“It’s just mac and cheese and I might mash the spuds if we’ve got butter.”
“We don’t, but I’ll get some.”
“Okay, don’t be long though. This is almost ready.”
“Won’t be five minutes.”
At the milk bar, the girl behind the counter took a piece of gum from her mouth when he entered and watched the entrance for a moment as he walked past her.
“How are you Mr Green?”
“I’m good, how about yourself?” he called from the aisle, taking up a block of butter.
Frowning, he circled the island of shelves at the centre of the store.
“Where are the pain killers hiding?”
“They’re back here by the cigarettes.”
“What are they doing back there?” he asked, approaching the counter, over which she bent on her elbows.
“Well, Mr Raji moved them. Kids have been stealing them.”
“Yeah that’s what he said. I caught one of them once, you know?”
“What do they steal them for?”
“I don’t know. Kid’s only a year or two younger than me. I think they’re taking them for fun.”
With a short concerned nod he put the butter on the counter, then cleared his throat.
“Well you can be dead certain I’m not taking them for fun,” he said.
The girl didn’t meet his gaze, but flashed a timid smile. “No I didn’t mean anything like that.”

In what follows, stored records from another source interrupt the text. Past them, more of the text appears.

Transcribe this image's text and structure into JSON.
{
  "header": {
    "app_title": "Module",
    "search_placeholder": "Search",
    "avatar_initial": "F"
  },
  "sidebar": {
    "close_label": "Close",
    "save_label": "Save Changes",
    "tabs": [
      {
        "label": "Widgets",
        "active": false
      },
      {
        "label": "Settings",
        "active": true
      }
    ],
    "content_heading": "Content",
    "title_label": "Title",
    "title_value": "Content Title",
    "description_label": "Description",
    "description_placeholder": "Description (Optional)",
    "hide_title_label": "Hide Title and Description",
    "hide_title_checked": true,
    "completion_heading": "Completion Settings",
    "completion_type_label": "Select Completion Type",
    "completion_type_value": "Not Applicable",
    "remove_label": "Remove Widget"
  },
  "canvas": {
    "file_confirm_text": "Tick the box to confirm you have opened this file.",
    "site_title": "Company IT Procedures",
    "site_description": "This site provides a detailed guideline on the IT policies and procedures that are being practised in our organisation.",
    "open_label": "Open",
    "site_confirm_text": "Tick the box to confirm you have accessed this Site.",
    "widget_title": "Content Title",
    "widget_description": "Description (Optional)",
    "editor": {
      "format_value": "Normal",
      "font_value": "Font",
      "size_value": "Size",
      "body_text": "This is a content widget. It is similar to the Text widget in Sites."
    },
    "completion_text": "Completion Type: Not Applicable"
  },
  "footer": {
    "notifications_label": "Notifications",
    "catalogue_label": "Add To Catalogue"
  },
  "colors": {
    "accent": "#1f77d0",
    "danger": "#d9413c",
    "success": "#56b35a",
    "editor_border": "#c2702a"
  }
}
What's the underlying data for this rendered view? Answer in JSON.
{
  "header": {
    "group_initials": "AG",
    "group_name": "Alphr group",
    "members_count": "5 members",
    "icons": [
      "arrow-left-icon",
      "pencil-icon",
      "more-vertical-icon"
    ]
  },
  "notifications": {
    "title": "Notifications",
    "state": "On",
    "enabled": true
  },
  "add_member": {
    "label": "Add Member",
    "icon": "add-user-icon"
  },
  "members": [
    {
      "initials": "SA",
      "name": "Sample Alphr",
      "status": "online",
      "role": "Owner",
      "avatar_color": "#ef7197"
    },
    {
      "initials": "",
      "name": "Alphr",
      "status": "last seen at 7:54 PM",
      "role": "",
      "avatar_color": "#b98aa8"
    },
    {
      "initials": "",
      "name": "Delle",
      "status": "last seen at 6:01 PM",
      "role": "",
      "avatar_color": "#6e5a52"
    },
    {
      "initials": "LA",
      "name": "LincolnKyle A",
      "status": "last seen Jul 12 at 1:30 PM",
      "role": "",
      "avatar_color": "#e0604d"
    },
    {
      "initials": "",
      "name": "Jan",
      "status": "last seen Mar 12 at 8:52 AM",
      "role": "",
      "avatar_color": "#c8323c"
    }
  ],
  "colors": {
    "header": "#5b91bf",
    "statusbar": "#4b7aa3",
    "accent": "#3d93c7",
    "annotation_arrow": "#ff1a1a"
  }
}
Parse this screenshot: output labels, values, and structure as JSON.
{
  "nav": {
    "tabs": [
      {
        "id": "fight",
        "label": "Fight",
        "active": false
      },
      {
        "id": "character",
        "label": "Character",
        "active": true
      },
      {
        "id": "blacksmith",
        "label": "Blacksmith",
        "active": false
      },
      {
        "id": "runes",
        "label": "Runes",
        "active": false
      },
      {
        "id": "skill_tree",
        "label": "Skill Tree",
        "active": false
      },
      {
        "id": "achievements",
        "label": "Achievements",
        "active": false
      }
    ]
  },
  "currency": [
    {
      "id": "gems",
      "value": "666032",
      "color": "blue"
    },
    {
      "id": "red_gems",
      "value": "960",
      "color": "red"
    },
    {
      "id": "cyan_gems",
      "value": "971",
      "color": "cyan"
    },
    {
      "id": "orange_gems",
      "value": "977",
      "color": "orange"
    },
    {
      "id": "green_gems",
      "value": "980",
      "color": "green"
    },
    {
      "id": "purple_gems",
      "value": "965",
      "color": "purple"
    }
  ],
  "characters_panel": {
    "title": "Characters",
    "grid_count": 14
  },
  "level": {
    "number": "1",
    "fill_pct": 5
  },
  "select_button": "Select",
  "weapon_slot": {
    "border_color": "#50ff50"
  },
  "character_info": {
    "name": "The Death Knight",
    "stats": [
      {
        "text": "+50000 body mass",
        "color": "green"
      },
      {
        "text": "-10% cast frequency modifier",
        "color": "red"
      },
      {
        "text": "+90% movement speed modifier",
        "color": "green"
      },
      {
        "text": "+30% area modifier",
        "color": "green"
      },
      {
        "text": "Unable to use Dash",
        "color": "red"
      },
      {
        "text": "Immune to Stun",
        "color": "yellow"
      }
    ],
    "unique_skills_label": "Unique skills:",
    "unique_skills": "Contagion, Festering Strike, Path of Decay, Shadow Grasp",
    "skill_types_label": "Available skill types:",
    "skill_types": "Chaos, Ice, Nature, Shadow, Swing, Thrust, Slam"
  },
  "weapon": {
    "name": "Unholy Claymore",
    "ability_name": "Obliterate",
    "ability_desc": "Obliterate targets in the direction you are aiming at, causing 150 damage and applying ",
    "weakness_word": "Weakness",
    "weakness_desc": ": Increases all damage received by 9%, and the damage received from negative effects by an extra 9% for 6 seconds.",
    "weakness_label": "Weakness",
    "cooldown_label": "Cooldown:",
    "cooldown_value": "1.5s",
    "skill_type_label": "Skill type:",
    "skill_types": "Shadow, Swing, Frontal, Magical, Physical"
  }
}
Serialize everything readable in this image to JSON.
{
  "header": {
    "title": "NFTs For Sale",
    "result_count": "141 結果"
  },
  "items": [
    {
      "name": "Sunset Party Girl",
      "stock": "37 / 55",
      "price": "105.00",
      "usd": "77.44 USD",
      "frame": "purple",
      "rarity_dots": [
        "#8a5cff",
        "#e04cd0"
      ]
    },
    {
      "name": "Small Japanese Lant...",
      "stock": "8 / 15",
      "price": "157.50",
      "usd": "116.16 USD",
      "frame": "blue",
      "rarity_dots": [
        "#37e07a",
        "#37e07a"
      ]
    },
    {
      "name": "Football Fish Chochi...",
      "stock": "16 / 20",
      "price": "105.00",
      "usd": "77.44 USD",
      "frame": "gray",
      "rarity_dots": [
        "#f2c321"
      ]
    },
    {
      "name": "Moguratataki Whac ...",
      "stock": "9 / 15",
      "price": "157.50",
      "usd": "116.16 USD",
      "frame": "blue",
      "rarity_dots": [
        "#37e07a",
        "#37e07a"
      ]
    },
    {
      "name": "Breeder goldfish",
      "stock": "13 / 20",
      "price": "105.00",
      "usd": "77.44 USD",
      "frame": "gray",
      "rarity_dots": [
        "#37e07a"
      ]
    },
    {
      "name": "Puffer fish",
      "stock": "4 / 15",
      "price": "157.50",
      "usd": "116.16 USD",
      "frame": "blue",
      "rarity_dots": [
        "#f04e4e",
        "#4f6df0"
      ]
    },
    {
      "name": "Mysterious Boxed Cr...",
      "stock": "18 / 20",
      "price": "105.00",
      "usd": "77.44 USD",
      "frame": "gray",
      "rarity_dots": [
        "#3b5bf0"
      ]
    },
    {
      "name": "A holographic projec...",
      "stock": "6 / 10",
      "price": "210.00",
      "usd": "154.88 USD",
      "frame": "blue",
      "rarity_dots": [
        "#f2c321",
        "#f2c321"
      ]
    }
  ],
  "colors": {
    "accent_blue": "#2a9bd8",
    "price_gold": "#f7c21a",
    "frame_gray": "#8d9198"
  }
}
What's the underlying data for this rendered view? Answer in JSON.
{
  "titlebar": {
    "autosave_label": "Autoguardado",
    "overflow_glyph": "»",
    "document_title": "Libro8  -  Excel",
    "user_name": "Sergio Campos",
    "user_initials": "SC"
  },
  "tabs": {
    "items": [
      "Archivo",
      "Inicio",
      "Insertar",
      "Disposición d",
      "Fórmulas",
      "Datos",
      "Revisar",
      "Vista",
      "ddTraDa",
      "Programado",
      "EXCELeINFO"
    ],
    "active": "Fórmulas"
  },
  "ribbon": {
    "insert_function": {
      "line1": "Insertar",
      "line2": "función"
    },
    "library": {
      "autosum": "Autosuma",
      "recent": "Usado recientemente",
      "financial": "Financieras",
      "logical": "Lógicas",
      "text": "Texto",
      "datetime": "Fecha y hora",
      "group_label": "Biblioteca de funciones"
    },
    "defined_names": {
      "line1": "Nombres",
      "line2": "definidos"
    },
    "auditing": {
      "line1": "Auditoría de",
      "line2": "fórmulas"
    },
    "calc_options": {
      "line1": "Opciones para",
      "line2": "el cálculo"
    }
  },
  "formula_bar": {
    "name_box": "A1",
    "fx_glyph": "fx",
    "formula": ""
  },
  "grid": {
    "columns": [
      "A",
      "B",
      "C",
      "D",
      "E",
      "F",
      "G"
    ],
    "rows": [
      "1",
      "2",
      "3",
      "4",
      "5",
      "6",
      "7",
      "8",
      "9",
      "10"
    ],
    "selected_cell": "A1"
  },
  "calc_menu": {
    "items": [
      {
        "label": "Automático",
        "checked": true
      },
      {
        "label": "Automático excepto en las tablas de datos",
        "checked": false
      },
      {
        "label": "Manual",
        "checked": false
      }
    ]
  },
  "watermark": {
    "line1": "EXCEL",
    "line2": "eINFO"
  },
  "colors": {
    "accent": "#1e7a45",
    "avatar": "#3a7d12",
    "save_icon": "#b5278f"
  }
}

“Oh, I know. I’m just saying, you can’t have too much fun with these things,” he eyed a cigarette pack and shot it with his finger. “I’ll take a pack of them Pall Mall 25s and a box of Panadein.”
He paid, they thanked each other then he left. In the dim fluorescent night, moths beat about the lone street light in delirious elliptical whirls and beat against the glass shopfront.
He looked up as his lights came on and the engine started, she wasn’t moving, she was just watching the car. When the engine crunched into reverse he saw her replace the chewing gum and check her mobile phone for the time and for any contact she may have missed.
He placed the butter beside the covered pot of potatoes on the chopping board, then swallowed a pair of pain killers. On his way back outside, he heard his wife call, “You want to mash those?”
“I will in a minute,” he called back, before sliding the door closed behind him and lighting a cigarette.
To the quiet clink of knife and fork against each other and the noir big band sounds of the crime drama on the television. Husband and wife spoke, sitting next to each other on the couch.